Ozark Cavefish National Wildlife Refuge
Turnback Cave Creek
The opening of Turnback Cave
Ozark Cavefish National Wildlife Refuge is a 40-acre property west of Springfield, MO, that the US Fish & Wildlife Servive acquired in 1991 to protect the federally endangered Ozark cavefish.
Central to the refuge is Turnback Cave and Turnback Cave Creek Spring, one of two known planetary homes of the Ozark cavefish. Turnback Cave is also a refuge for the endangered gray bat and bat guano is a primary food source of the cavefish. Because of its purpose, the property is closed to all public access. Adjacent to the main refuge is the 208-acre Paris Springs Access of the Missouri Department of Conservation.
The Ozark cavefish itself is small, generally about 2.5-inches in length, pink and with no eyes: they've lived underground with no light for so long evolution bred eyes out of them. In the 1800's they were plentiful in caves, sinkholes and underground springs around the area where Arkansas, Missouri and Oklahoma meet. Early settlers would often find them in their water buckets when drawing water from a well or spring. They were a sign of clean water and were known as "well keepers" or "spring keepers." However, human-caused water pollution in the area has reduced their habitat severely and brought the species to the edge of extinction.

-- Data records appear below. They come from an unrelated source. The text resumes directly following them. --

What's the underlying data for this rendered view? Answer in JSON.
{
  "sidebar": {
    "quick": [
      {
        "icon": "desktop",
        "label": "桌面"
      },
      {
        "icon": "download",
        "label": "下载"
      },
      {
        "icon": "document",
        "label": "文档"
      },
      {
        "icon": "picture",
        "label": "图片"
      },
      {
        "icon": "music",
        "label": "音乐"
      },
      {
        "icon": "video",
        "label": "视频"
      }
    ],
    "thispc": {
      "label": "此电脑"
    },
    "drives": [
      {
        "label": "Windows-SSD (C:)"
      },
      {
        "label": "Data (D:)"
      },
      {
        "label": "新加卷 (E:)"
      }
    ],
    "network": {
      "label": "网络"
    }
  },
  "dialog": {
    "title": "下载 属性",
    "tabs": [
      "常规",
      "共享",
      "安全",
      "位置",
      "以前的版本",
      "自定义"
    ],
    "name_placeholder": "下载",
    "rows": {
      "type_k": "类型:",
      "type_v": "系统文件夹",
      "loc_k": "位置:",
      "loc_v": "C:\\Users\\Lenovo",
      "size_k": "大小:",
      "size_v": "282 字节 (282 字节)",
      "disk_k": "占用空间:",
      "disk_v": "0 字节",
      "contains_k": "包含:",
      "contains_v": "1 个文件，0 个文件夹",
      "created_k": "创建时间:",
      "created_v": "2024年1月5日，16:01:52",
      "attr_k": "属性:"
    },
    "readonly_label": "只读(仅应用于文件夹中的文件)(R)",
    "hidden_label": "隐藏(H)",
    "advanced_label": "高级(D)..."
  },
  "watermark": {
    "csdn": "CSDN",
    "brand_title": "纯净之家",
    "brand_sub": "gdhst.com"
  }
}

The other known home of the Ozark cavefish is Hearrell Spring, adjacent to the Neosho National Fish Hatchery. There's a 1.3-acre parcel of the refuge located there. That parcel is also closed to public access but there is an underwater camera installed in the springs and visitors to the fish hatchery can see a video of what's happening.
The geology is limestone from the Mississippian age of the Carboniferous period. It has hollowed out over the millenia and is full of interconnecting passages. Water quality is usually good in such areas but surface pollution (like sewage and fertilizer runoff) that gets into the groundwater will destroy that quality and kill the fish.
The refuge is closed also to protect the bat population from the spread of White-nose syndrome, a cold-loving fungus that has killed millions of bats across the country.
Ozark Cavefish National Wildlife Refuge is administered by staff at Mingo National Wildlife Refuge.
Photos courtesy of the US Fish & Wildlife Service